What are the broader gains and losses—the bigger picture?
And get the timing right.
Competently courageous people pay attention to timing. They recognize that even the most reasonable comment or idea, presented in the most constructive way possible, may still fall flat or lead to trouble if delivered at the wrong time.
Managing the Message
We run into trouble when we make the message about us. “Understanding how others see the issue, what they care about, and what kinds of data and solutions they are most likely to find compelling allows us to make many important decisions about how to present our message and connect it to others’ priorities.”
The same message can be framed in ways that are less likely to offend and more likely to resonate with the target(s). People are more likely to accept your message when they believe you want to build on their prior efforts, include them in the future, and help them achieve their current priorities.
Importantly, Detert also adds, “People don’t like to feel ambushed or ganged up on. So, if you have a chance to speak to someone in private—at least for the first time—you’re likely to get a better reception.”
Success in presenting an idea or issue may very likely depend on how well you manage your emotions and those of the target of your courageous act. “Shaking while talking, going silent, or literally fleeing the situation because we’re scared at the first sign of resistance doesn’t help. While being angry might fuel action, failure to control it can undermine success. Managing our emotions makes it easier to focus on others’ responses.” Anger doesn’t help make your point.

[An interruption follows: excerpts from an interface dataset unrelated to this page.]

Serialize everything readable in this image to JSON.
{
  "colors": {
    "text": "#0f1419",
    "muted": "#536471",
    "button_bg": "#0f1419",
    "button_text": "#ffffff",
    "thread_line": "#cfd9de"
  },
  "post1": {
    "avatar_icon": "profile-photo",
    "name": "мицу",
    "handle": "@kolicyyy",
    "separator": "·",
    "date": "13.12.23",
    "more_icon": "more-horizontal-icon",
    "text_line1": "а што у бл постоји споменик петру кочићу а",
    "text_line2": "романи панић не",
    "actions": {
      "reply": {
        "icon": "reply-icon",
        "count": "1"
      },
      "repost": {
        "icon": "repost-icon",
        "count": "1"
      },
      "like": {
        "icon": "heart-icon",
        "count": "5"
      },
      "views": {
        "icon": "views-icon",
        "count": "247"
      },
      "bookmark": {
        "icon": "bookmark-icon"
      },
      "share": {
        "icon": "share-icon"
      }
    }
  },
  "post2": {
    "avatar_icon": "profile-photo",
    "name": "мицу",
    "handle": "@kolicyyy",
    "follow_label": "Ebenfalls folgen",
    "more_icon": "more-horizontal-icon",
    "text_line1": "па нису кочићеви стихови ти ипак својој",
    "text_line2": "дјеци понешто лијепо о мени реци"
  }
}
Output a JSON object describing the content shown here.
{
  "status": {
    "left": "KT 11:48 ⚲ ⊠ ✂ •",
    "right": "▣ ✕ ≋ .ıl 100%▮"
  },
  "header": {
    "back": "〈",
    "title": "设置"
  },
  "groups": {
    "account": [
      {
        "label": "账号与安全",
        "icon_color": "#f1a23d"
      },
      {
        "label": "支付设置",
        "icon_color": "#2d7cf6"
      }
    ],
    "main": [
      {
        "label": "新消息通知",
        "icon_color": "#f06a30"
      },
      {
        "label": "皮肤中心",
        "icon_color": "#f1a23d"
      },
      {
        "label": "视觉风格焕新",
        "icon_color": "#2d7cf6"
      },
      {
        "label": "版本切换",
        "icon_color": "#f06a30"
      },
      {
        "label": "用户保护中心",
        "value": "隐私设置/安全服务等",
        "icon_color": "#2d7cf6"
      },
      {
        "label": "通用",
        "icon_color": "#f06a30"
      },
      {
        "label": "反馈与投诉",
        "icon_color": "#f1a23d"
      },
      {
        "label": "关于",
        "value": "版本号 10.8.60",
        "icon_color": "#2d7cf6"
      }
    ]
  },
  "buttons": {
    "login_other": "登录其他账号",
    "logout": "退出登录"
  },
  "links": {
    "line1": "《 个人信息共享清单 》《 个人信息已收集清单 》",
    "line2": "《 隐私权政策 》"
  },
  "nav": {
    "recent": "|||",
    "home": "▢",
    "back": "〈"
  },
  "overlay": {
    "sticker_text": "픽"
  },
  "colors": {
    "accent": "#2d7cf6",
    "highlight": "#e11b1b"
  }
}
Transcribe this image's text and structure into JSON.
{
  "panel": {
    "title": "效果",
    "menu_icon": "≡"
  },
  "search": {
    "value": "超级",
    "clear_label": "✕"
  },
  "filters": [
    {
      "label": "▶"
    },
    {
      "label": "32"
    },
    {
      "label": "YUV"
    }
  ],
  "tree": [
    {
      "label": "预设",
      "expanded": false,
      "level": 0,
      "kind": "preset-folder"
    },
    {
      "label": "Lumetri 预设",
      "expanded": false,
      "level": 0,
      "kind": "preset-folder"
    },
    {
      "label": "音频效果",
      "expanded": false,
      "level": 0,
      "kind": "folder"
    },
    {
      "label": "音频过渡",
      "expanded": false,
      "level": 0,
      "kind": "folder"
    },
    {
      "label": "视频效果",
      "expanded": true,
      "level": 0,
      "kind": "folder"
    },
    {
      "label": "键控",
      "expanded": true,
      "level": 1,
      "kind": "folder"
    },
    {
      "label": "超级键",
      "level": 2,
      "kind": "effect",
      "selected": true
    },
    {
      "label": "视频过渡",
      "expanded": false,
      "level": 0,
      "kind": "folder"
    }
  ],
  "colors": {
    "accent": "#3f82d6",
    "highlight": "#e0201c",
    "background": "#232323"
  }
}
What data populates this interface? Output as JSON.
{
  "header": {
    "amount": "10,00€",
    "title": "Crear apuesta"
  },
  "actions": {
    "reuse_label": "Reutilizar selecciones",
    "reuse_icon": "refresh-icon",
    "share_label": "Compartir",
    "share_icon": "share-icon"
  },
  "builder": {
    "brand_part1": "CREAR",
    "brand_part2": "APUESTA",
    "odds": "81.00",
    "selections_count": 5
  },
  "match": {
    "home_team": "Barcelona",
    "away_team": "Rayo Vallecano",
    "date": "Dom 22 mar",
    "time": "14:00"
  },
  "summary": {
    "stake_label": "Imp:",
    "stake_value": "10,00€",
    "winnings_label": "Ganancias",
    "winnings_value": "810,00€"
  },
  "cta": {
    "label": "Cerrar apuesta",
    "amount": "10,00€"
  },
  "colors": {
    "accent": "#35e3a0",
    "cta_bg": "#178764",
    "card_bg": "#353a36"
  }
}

You should also be clear that you are merely offering a perspective—not the only perspective or relevant facts. Avoid common phrase like “the explanation…,” or “the obvious problem …,” or “it’s totally clear that ….” When we speak this way, we’re not just implying that there is only one point of view; we’re implying the valid view is the one we hold, and others who don’t see it that way are stupid or self-interested. This is what psychologists call naïve realism because it’s not an accurate view of the world.
Finally, Detert writes, “The goal is to have your emotions be the motivation for action, but not the driver of how you behave.”
After the Act
Whether your courageous act went well or poorly, it is critical to follow up “whether to clarify a position or solidify next steps, check in and address lingering doubts, or thank those who have helped and share any credit for any wins.”
No matter how skillfully you frame the change you’re suggesting or making, there’s a reasonable likelihood someone will be hurt, angry, or confused. After all, change implicitly says that something currently happening is a problem. You can’t ignore others’ feelings, hoping they’ll just get over them, but letting this negative energy fester can be bad for the changes you want. And it’s almost certainly a bad idea to ignore others’ feelings if you care about those relationships. In short, it’s usually worth it to address what you sense or know are lingering negative feelings, even if doing so feels like yet another courageous act.
The outcomes of some courageous actions are determined immediately—like when you intervene to prevent physical harm to a fellow employee who is doing something unsafe. Often, though, it takes a long time to determine what’s possible, and the best outcomes accrue only to those willing to keep trying and learning over an extended period of time.
Detert packs a lot of wisdom into this book to help us do the fearful and difficult things in a way that gives us the best chance for a positive outcome. Much of his advice requires us to slow down and think about what we are trying to accomplish and the best way to approach the people we are trying to influence. Choosing Courage will help us to achieve greater impact without regret.